LEWISTON, ID - One of the largest apartment complexes the valley could ever see is now put on hold.

Reporter Sophia tells us why building an apartment complex is resurrecting tension between a city entity and a local neighborhood.

The Lewiston Planning and Zoning Commission unanimously approved the development of a apartment complex last month, but at Monday night's city council meeting neighbors most affected by the potential buildings let it be known that they're not going down without a fight.

"We received three letters in opposition," said Mayor Kleeburg. "And there's also a petition that was submitted that were opposed."

In the proposal the land would have six apartment buildings with approximately 120 units in total.

"The proposed buildings are going to be three stories tall, 183 feet wide," said resident opposed to apartments, Patrick Lien.

The proposed complex is very similar to how the Southway Premiere Apartments look but instead of just three there would be six buildings.

"Approximately ten acres of land located on the west side of 17th Street, north side of Stewart Avenue and the south side of Vineyard Drive," said Mayor Kleeburg.

At the public hearing the opposition presented countless arguments and testimonies in hopes of appealing the decision. And now their fate rests in the seven panel board, who can choose to uphold or reverse the previous ruling.

"We like the city council to reverse the Planning and Zoning Commissions approval of the conditional use application," said resident opposed to apartments, Dale Bening. "There were certain serious concerns that were brought to the commission attention that were not addressed. There were documentary procedural problems. The landowners rights to the quiet enjoyment of their property is being abridged."

But as everyone knows you don't own the view you own the property and it's that property value that they say is being threatened.

"My documentation shows that my property value will decrease by $50,000," said Lien.
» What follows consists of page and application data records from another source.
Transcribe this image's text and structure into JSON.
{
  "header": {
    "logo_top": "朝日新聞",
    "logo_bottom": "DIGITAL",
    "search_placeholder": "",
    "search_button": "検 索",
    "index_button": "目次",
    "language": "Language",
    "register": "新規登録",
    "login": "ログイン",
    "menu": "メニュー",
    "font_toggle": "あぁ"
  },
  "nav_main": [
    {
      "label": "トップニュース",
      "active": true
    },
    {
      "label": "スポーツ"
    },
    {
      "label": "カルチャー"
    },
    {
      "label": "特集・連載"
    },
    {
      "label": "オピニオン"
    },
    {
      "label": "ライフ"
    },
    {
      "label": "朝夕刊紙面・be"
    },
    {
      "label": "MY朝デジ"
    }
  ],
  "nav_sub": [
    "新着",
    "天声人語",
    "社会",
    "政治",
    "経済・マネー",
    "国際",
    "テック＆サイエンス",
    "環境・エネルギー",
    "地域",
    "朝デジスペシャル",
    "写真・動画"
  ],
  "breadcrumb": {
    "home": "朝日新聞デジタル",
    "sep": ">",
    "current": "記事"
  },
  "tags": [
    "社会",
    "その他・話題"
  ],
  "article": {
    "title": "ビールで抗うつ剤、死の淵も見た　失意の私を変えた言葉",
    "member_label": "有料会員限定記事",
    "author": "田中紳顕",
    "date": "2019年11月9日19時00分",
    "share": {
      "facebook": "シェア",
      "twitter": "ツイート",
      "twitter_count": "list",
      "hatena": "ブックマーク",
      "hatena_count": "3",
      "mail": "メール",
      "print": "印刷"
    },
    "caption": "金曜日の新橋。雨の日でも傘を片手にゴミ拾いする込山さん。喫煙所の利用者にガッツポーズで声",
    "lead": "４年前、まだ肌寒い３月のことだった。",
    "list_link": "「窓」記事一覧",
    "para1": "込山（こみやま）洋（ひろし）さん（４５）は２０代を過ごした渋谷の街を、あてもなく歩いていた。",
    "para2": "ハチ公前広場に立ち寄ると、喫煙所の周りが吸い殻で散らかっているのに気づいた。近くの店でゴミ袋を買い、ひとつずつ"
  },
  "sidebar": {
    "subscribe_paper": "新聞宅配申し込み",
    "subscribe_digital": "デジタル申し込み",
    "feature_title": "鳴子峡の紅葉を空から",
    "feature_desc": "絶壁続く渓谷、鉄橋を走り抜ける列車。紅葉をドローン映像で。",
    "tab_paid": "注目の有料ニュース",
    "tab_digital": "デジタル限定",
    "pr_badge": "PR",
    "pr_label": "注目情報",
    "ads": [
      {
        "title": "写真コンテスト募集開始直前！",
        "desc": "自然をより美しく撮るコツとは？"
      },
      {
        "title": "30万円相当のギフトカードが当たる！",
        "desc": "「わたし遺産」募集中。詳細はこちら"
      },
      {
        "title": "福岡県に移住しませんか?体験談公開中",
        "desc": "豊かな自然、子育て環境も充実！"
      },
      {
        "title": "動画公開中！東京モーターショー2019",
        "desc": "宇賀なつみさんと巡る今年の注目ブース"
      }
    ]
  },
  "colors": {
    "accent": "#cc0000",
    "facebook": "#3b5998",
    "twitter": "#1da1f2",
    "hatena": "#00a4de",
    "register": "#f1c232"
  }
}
All seven city council members agreed to table the topic until February 10th in order to process all the information presented in the meeting.